■ **Directions**
Reproduce the listing word for word. Skip any image.

■ **Supplied records**
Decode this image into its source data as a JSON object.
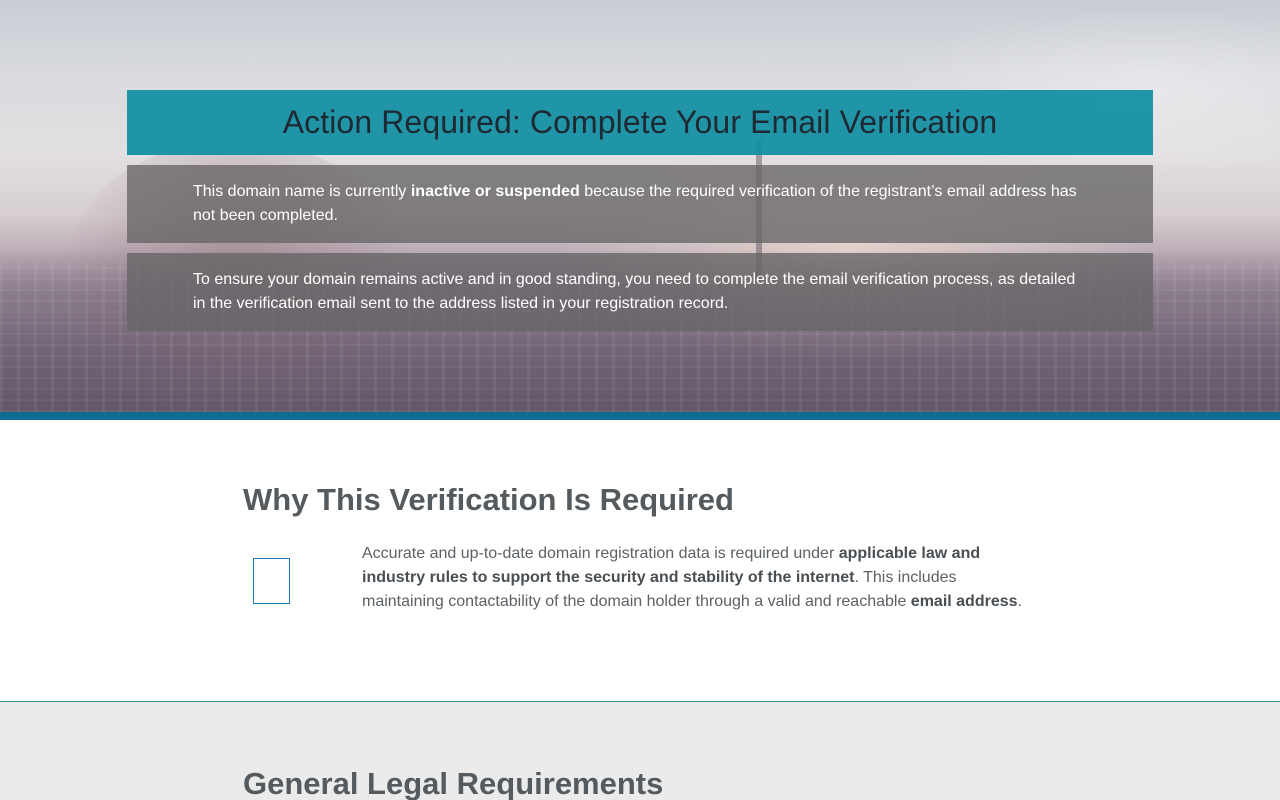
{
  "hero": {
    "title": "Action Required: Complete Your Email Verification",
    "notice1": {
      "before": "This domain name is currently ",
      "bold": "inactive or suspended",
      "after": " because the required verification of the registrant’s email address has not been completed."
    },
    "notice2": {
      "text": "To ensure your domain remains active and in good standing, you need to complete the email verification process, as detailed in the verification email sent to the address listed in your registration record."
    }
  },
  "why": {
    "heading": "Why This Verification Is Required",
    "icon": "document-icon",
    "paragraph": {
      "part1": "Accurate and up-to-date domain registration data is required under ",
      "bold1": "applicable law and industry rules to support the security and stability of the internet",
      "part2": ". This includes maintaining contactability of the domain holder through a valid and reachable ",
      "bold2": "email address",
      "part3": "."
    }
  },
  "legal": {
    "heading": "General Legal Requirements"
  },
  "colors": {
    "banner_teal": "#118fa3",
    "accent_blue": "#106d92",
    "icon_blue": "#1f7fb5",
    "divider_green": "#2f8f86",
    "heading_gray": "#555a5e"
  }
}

■ **Exercise response**
Decode this image into its source data as a JSON object.
{
  "hero": {
    "title": "Action Required: Complete Your Email Verification",
    "notice1": {
      "before": "This domain name is currently ",
      "bold": "inactive or suspended",
      "after": " because the required verification of the registrant’s email address has not been completed."
    },
    "notice2": {
      "text": "To ensure your domain remains active and in good standing, you need to complete the email verification process, as detailed in the verification email sent to the address listed in your registration record."
    }
  },
  "why": {
    "heading": "Why This Verification Is Required",
    "icon": "document-icon",
    "paragraph": {
      "part1": "Accurate and up-to-date domain registration data is required under ",
      "bold1": "applicable law and industry rules to support the security and stability of the internet",
      "part2": ". This includes maintaining contactability of the domain holder through a valid and reachable ",
      "bold2": "email address",
      "part3": "."
    }
  },
  "legal": {
    "heading": "General Legal Requirements"
  },
  "colors": {
    "banner_teal": "#118fa3",
    "accent_blue": "#106d92",
    "icon_blue": "#1f7fb5",
    "divider_green": "#2f8f86",
    "heading_gray": "#555a5e"
  }
}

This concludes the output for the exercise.